In survey after survey the American people consistently have named PBS/NPR as their most trusted and unbiased institutions among nationally known organizations.
They have also ranked the the two media entities the most trusted source for news and public affairs amongst broadcast and cable sources, and the best educational media brand for children ages 2-8.
So why does the Rio Grande Valley, one of the poorest, most under-served regions of these United States have such a problem keeping public broadcasting on the air?
About 80 percent of Americans, across all age groups, ethnicity, income and education levels measured, believe funding for PBS/NPR is money “well spent.” Respondents also found public broadcasting an “excellent” use of tax dollars.
There was some good news when PBS was brought back to the Valley. Local CW affiliate, KCWT, Channel 21 (Entravision), has begun broadcasting the PBS National broadcast feed over the air on Channel 21.4. There is no local programming at this time, but kudos to KCWT and Entravision for their vision and civic-mindedness. We should support any efforts they have to get local programming up and running. Unfortunately, we still do not have a local NPR affiliate, although KEDT News of Corpus Christi has publicly expressed an interest in extending its presence to the Valley.
As the Coronavirus outbreak continues to haunt our entire country, there is no better time for local corporate interests, school districts, and governmental bodies to work diligently together to see that quality, unbiased information is made available for the public. We don’t need any more local media that is consumed by car ads and accident attorneys but real journalism driven by quality local educational programming. Why not have a pubic education curriculum for all ages on the local PBS and NPR stations whilst our local schools are shut? Why not disseminate responsible journalism regarding the health of our region without all of the noise?
While there is a significant number of people in the Valley with little or no education, can you think of a better time to have families work together at home to educate their children and to learn about the world around them?
The Public Broadcasting Act of 1967, enacted by the 90th Congress of the United States, effective November 7, 1967, states: “An Act to amend the Communications Act of 1934 by extending and improving the provisions thereof relating to grants for construction of educational television broadcasting facilities, by authorizing assistance in the construction of non-commercial educational radio broadcasting facilities, by establishing a nonprofit corporation to assist in establishing innovative educational programs, to facilitate educational program availability, and to aid the operation of educational broadcasting facilities; and to authorize a comprehensive study of instructional television and radio; and for other purposes.”
As I read the words of this legislation, I get the feeling that our region has and continues to be cheated and short changed by the federal government.
When President Lyndon B. Johnson signed the act into law on November 7, 1967, he said: “It announces to the world that our nation wants more than just material wealth; our nation wants more than a ‘chicken in every pot.’ We in America have an appetite for excellence, too.

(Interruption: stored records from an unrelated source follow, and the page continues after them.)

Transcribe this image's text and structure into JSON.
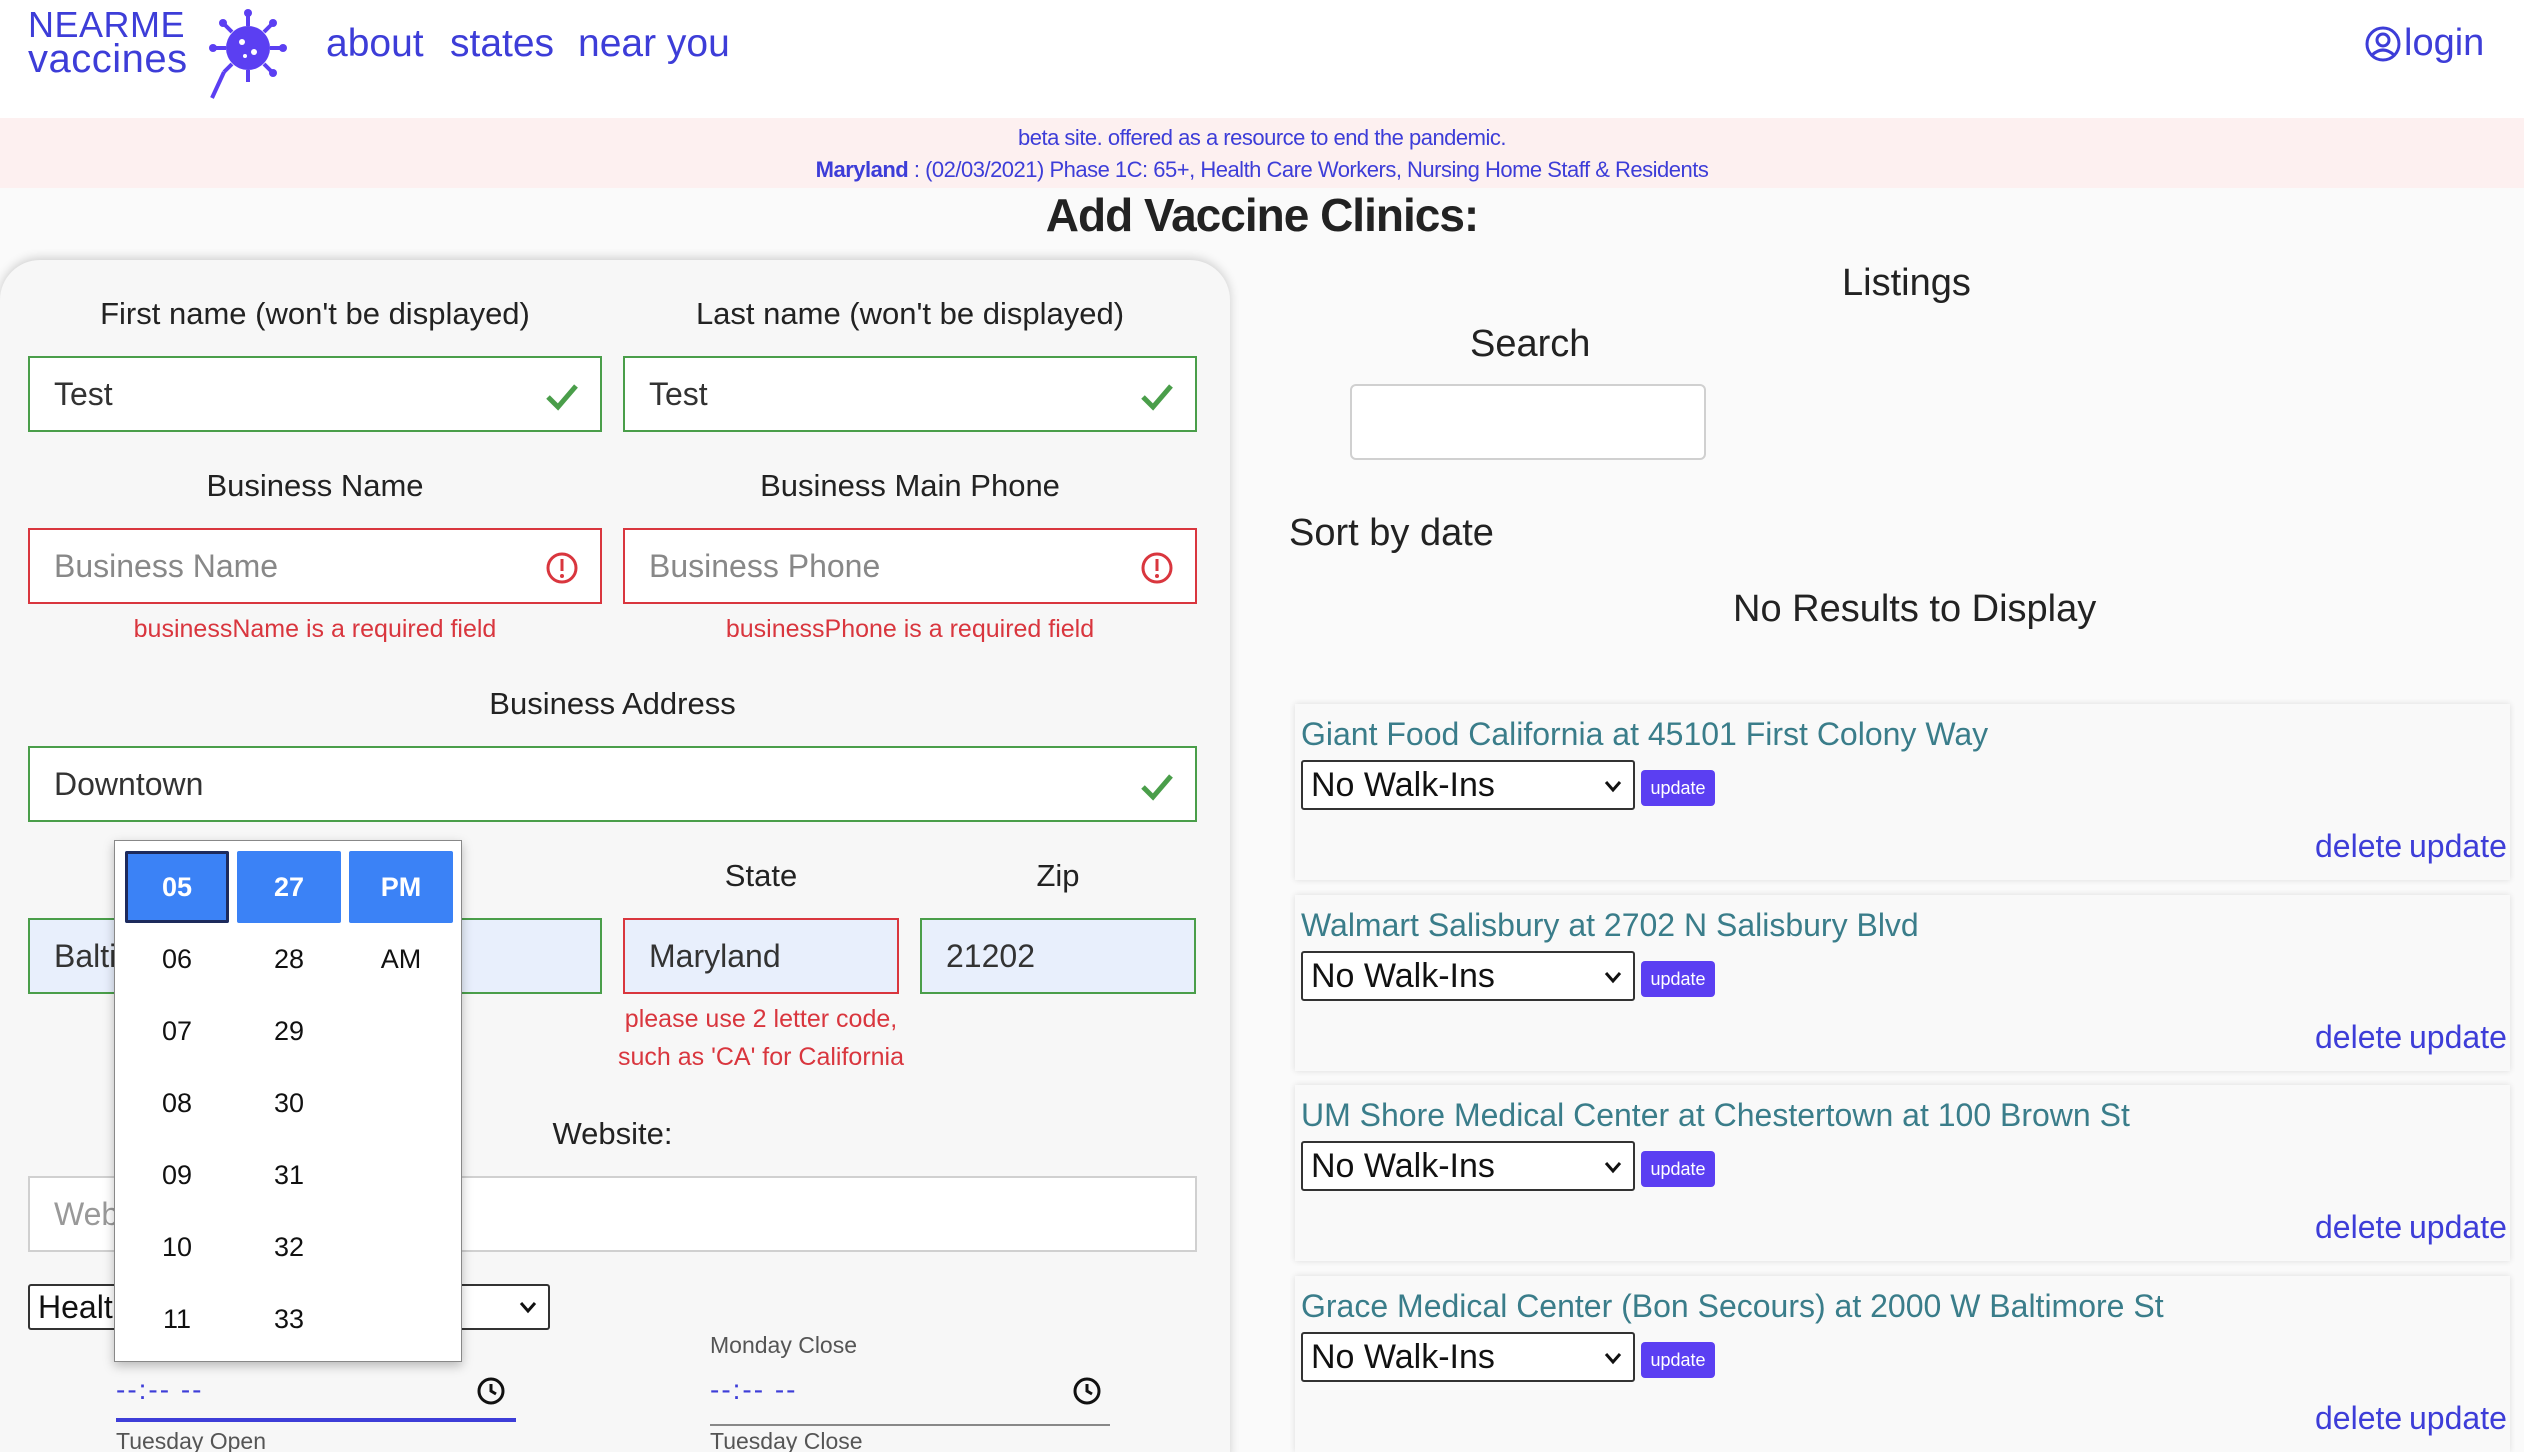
{
  "header": {
    "logo_line1": "NEARME",
    "logo_line2": "vaccines",
    "nav": [
      "about",
      "states",
      "near you"
    ],
    "login": "login"
  },
  "banner": {
    "line1": "beta site. offered as a resource to end the pandemic.",
    "state": "Maryland",
    "line2": " : (02/03/2021) Phase 1C: 65+, Health Care Workers, Nursing Home Staff & Residents"
  },
  "page_title": "Add Vaccine Clinics:",
  "form": {
    "first_name_label": "First name (won't be displayed)",
    "first_name_value": "Test",
    "last_name_label": "Last name (won't be displayed)",
    "last_name_value": "Test",
    "business_name_label": "Business Name",
    "business_name_placeholder": "Business Name",
    "business_name_error": "businessName is a required field",
    "business_phone_label": "Business Main Phone",
    "business_phone_placeholder": "Business Phone",
    "business_phone_error": "businessPhone is a required field",
    "address_label": "Business Address",
    "address_value": "Downtown",
    "city_value": "Balti",
    "state_label": "State",
    "state_value": "Maryland",
    "state_error_line1": "please use 2 letter code,",
    "state_error_line2": "such as 'CA' for California",
    "zip_label": "Zip",
    "zip_value": "21202",
    "website_label": "Website:",
    "website_placeholder": "Web",
    "type_select_value": "Healt",
    "monday_open_value": "--:-- --",
    "monday_close_label": "Monday Close",
    "monday_close_value": "--:-- --",
    "tuesday_open_label": "Tuesday Open",
    "tuesday_close_label": "Tuesday Close"
  },
  "time_picker": {
    "hours": [
      "05",
      "06",
      "07",
      "08",
      "09",
      "10",
      "11"
    ],
    "minutes": [
      "27",
      "28",
      "29",
      "30",
      "31",
      "32",
      "33"
    ],
    "ampm": [
      "PM",
      "AM"
    ]
  },
  "listings": {
    "title": "Listings",
    "search_label": "Search",
    "sort_label": "Sort by date",
    "no_results": "No Results to Display",
    "items": [
      {
        "name": "Giant Food California at 45101 First Colony Way",
        "walkin": "No Walk-Ins",
        "btn": "update",
        "delete": "delete",
        "update": "update"
      },
      {
        "name": "Walmart Salisbury at 2702 N Salisbury Blvd",
        "walkin": "No Walk-Ins",
        "btn": "update",
        "delete": "delete",
        "update": "update"
      },
      {
        "name": "UM Shore Medical Center at Chestertown at 100 Brown St",
        "walkin": "No Walk-Ins",
        "btn": "update",
        "delete": "delete",
        "update": "update"
      },
      {
        "name": "Grace Medical Center (Bon Secours) at 2000 W Baltimore St",
        "walkin": "No Walk-Ins",
        "btn": "update",
        "delete": "delete",
        "update": "update"
      }
    ]
  },
  "colors": {
    "brand": "#3d3dd8",
    "valid": "#4a9e4a",
    "error": "#d9363e",
    "picker_selected": "#3b82f6",
    "listing_title": "#3a7d8a",
    "update_button": "#5b3ff2"
  }
}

While we work every day to produce new goods and to create new wealth, we want most of all to enrich man’s spirit. That is the purpose of this act.”
The law and the spirit of these bold words from a fellow Texan and our 36th President of the United States somehow rings hollow in these times of trial and tribulation for our region and the country.
There is a crisis in American life, not of a virus but of apathy, bias and of self-serving. If we are to remain a nation to truly fulfill the American Dream even for the least of us, then we must have unbiased media for our families that is focused on education not partisanship.
If PBS/NPR is to thrive and live up to the promise of President Johnson’s words, it is time for action now to provide our Valley families with quality news and public affairs programming, an educational curriculum for all local students, and an unbiased outlet free to the public, open to all and in support of our region.
Editor’s Note: The author of this guest column, retired news media executive Ron Rogers, is co-founder of Grassroots Public Radio-RGV, a nonprofit set up to bring NPR back to the Rio Grande Valley.
Editor’s Note: The main image accompanying the above guest column shows the NPR studios in Washington, D.C.
Editor’s Note: PBS is hosting a virtual town hall meeting about the Coronavirus on Thursday, March 19, 2020, at 9 p.m. Central Time. It will air on all PBS stations and be streamed the PBS app and on the PBS NewsHour social channels, including You Tube, Facebook and Twitter. The questions of readers will be answered by people on the frontlines of the crisis.